Exercise.
Scan the entries below, and for each line that includes the word "time", make a copy.

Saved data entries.
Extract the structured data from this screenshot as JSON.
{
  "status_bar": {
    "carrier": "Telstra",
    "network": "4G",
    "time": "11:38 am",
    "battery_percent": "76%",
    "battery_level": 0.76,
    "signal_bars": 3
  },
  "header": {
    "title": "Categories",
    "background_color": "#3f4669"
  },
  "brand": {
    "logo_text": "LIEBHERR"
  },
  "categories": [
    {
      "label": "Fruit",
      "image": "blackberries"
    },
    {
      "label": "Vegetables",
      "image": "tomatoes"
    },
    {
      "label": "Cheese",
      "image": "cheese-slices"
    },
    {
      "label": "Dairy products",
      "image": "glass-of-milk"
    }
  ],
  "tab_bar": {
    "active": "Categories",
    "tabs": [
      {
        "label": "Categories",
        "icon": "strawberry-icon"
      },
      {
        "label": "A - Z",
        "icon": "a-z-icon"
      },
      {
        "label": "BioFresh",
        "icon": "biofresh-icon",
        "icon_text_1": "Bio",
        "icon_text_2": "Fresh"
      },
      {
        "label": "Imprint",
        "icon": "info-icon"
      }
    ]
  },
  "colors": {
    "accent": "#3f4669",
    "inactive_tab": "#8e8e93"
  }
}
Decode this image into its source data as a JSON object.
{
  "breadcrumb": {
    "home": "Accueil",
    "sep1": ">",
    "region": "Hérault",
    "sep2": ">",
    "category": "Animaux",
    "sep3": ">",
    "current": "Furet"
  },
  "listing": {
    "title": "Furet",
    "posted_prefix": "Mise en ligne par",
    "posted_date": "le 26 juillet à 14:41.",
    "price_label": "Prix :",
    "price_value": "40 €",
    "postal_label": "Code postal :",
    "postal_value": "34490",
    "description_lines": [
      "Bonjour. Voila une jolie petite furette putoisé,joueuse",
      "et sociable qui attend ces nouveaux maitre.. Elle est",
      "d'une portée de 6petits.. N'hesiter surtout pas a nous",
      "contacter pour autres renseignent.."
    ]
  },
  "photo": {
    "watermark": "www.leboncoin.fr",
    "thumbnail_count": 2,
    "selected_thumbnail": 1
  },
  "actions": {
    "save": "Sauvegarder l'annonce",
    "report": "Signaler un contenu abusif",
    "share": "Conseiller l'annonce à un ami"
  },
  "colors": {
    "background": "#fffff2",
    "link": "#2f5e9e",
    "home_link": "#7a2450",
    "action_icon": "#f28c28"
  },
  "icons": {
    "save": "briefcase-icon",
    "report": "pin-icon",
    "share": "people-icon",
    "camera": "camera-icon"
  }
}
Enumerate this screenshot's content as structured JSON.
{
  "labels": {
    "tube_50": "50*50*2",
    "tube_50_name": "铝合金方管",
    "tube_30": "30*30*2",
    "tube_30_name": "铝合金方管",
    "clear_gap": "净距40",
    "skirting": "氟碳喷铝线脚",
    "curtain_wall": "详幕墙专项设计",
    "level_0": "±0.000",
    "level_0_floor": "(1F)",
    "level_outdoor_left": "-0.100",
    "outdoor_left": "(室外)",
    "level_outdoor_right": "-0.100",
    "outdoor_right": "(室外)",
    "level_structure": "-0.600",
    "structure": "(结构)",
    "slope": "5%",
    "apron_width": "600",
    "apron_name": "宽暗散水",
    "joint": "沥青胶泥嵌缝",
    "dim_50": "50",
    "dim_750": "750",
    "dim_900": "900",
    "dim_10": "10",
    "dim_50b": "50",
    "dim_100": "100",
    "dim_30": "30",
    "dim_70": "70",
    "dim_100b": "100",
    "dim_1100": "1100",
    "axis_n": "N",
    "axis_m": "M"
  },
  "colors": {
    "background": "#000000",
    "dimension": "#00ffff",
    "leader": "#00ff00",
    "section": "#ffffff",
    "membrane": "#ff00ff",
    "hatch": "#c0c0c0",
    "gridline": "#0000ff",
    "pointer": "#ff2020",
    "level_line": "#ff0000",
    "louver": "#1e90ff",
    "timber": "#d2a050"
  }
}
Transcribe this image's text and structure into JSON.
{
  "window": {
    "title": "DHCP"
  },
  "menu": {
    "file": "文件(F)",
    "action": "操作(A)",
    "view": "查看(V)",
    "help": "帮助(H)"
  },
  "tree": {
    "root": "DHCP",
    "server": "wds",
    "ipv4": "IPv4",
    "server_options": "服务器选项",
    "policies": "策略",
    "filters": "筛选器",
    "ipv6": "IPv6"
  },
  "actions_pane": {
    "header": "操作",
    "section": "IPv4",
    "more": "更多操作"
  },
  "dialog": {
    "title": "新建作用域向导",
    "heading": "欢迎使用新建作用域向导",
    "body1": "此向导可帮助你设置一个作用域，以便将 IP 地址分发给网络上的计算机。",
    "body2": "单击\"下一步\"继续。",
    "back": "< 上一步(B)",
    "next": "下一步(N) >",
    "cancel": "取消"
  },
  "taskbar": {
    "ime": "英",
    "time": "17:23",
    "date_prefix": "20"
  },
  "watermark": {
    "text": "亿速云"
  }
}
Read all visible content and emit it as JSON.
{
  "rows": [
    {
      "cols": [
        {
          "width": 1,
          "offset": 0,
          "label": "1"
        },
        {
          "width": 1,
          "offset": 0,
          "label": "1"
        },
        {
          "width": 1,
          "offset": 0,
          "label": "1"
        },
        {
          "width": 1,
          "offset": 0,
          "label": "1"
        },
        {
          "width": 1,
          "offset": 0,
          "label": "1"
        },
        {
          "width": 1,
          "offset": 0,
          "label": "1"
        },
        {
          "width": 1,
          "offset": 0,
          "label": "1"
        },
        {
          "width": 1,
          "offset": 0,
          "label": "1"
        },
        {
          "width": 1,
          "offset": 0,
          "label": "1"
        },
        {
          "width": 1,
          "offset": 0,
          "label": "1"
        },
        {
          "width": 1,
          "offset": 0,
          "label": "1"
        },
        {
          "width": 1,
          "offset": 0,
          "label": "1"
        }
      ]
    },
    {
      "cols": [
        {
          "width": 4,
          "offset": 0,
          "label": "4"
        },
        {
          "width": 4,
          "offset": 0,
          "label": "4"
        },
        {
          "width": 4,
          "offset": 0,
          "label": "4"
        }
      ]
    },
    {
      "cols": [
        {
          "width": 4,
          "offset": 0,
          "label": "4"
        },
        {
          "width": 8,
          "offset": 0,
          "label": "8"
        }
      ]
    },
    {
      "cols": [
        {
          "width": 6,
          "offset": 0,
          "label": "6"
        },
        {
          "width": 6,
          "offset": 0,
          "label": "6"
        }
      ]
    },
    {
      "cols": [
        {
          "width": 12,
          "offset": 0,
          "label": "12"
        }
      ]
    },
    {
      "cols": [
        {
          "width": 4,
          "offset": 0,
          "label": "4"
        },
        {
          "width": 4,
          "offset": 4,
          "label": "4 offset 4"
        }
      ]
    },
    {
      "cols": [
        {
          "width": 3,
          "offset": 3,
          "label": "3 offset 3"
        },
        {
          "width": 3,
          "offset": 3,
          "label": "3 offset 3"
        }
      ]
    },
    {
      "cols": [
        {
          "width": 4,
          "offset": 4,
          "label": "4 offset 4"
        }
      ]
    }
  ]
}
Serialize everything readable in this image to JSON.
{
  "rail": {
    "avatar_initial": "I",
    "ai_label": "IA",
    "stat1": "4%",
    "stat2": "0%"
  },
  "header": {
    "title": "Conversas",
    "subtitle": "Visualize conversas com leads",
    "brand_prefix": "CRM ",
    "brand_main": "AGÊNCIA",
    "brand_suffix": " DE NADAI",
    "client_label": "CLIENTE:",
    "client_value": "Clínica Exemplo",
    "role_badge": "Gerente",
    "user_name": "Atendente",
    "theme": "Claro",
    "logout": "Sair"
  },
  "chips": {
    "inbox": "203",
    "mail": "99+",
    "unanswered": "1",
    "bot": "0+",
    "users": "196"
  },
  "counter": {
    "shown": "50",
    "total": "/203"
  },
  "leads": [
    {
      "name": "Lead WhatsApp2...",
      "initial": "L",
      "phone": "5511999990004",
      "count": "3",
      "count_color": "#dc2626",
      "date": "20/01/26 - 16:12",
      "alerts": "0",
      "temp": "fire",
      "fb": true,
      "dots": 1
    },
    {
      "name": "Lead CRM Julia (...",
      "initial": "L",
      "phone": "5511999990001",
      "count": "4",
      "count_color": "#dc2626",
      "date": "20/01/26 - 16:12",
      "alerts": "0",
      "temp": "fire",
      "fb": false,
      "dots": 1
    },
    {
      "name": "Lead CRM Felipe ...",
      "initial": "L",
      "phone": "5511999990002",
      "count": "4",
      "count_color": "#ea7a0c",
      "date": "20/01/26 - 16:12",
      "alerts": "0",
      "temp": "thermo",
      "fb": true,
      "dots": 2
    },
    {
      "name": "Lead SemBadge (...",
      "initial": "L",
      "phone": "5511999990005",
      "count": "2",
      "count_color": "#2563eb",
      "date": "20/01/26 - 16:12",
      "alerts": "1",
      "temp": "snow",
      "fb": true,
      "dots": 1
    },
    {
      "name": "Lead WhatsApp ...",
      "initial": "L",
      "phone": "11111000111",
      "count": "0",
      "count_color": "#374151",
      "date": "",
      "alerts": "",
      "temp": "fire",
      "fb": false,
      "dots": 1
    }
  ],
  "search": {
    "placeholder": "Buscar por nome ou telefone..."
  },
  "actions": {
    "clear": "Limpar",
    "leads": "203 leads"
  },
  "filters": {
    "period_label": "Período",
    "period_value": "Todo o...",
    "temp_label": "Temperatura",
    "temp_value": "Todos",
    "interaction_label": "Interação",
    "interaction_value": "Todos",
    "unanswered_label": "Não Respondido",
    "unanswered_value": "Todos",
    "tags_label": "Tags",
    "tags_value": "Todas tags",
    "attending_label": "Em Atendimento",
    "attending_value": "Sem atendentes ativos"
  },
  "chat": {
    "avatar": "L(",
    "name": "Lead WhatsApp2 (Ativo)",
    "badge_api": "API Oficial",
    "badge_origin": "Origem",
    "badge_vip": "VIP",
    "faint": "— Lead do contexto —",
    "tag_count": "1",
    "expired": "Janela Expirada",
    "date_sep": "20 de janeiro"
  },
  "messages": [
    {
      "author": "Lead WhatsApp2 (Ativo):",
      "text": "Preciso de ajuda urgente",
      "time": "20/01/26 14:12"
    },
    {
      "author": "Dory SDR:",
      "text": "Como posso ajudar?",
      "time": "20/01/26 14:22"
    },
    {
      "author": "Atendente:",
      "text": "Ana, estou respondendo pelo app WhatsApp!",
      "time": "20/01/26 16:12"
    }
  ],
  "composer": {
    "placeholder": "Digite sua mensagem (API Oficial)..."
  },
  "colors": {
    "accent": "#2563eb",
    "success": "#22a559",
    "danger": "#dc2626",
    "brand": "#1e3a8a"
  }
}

Completed exercise.
    "time": "11:38 am",
    "time": "17:23",
      "time": "20/01/26 14:12"
      "time": "20/01/26 14:22"
      "time": "20/01/26 16:12"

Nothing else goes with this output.